J.D. Power’s research indicates that three-quarters of millennials who rated their broker’s app “outstanding” said they are likely to sign up for additional products and services from the firm, as opposed to 26% of investors with a low opinion of their firm’s app.
For firms with “outstanding” apps, this is welcoming news in the fight to expand services, connect with younger investors and capture more assets under management (AUM). For those firms with less than stellar mobile experiences, the pressure will be on.
Wealth management firms still trail credit cards, retail banks, and insurance companies in delivering satisfactory mobile experiences. The average satisfaction with mobile apps from self-directed and full-service wealth management firms was the lowest across all industries that J.D. Power examined.

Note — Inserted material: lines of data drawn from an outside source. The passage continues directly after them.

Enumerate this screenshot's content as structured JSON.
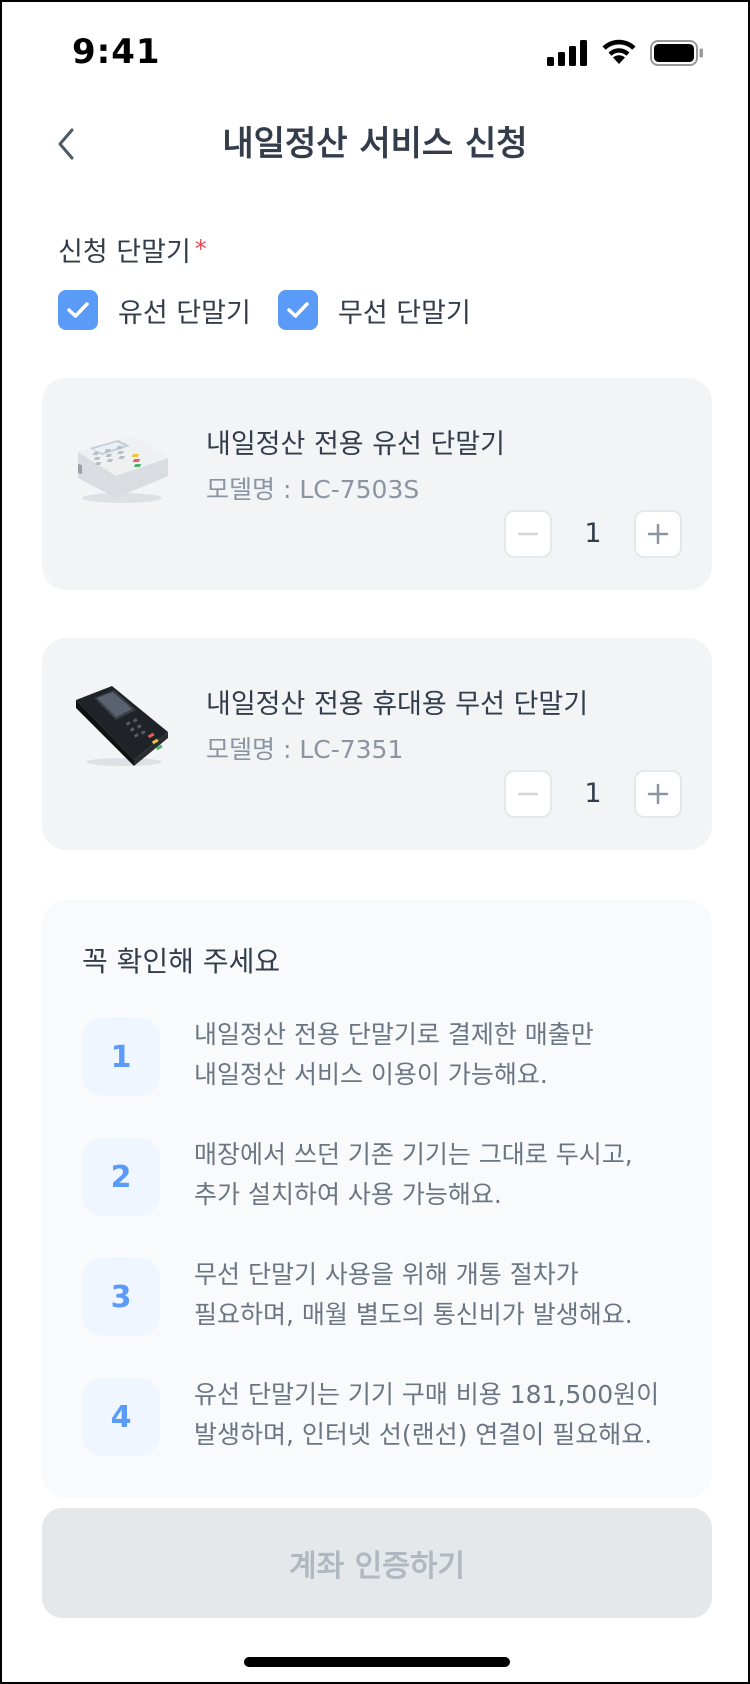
{
  "status_bar": {
    "time": "9:41"
  },
  "header": {
    "title": "내일정산 서비스 신청"
  },
  "terminal_section": {
    "label": "신청 단말기",
    "required_mark": "*",
    "options": [
      {
        "label": "유선 단말기",
        "checked": true
      },
      {
        "label": "무선 단말기",
        "checked": true
      }
    ]
  },
  "products": [
    {
      "name": "내일정산 전용 유선 단말기",
      "model": "모델명 : LC-7503S",
      "quantity": "1",
      "image": "wired-card-terminal"
    },
    {
      "name": "내일정산 전용 휴대용 무선 단말기",
      "model": "모델명 : LC-7351",
      "quantity": "1",
      "image": "wireless-card-terminal"
    }
  ],
  "notice": {
    "title": "꼭 확인해 주세요",
    "items": [
      {
        "number": "1",
        "text": "내일정산 전용 단말기로 결제한 매출만\n내일정산 서비스 이용이 가능해요."
      },
      {
        "number": "2",
        "text": "매장에서 쓰던 기존 기기는 그대로 두시고,\n추가 설치하여 사용 가능해요."
      },
      {
        "number": "3",
        "text": "무선 단말기 사용을 위해 개통 절차가\n필요하며, 매월 별도의 통신비가 발생해요."
      },
      {
        "number": "4",
        "text": "유선 단말기는 기기 구매 비용 181,500원이\n발생하며, 인터넷 선(랜선) 연결이 필요해요."
      }
    ]
  },
  "cta": {
    "label": "계좌 인증하기",
    "enabled": false
  },
  "colors": {
    "accent": "#5b9bf8",
    "required": "#f04452",
    "text_primary": "#333d4b",
    "text_secondary": "#6b7684",
    "card_bg": "#f2f4f6",
    "cta_disabled_bg": "#e5e8eb",
    "cta_disabled_text": "#b0b8c1"
  }
}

More work definitely needs to be done. But after almost a decade of investment in regulatory initiatives like Dodd Frank and the Comprehensive Capital Analysis and Review (CCAR) after the meltdown of 2008, we are starting to see the results of newly directed investments in improving the client experience, and ultimately, the business.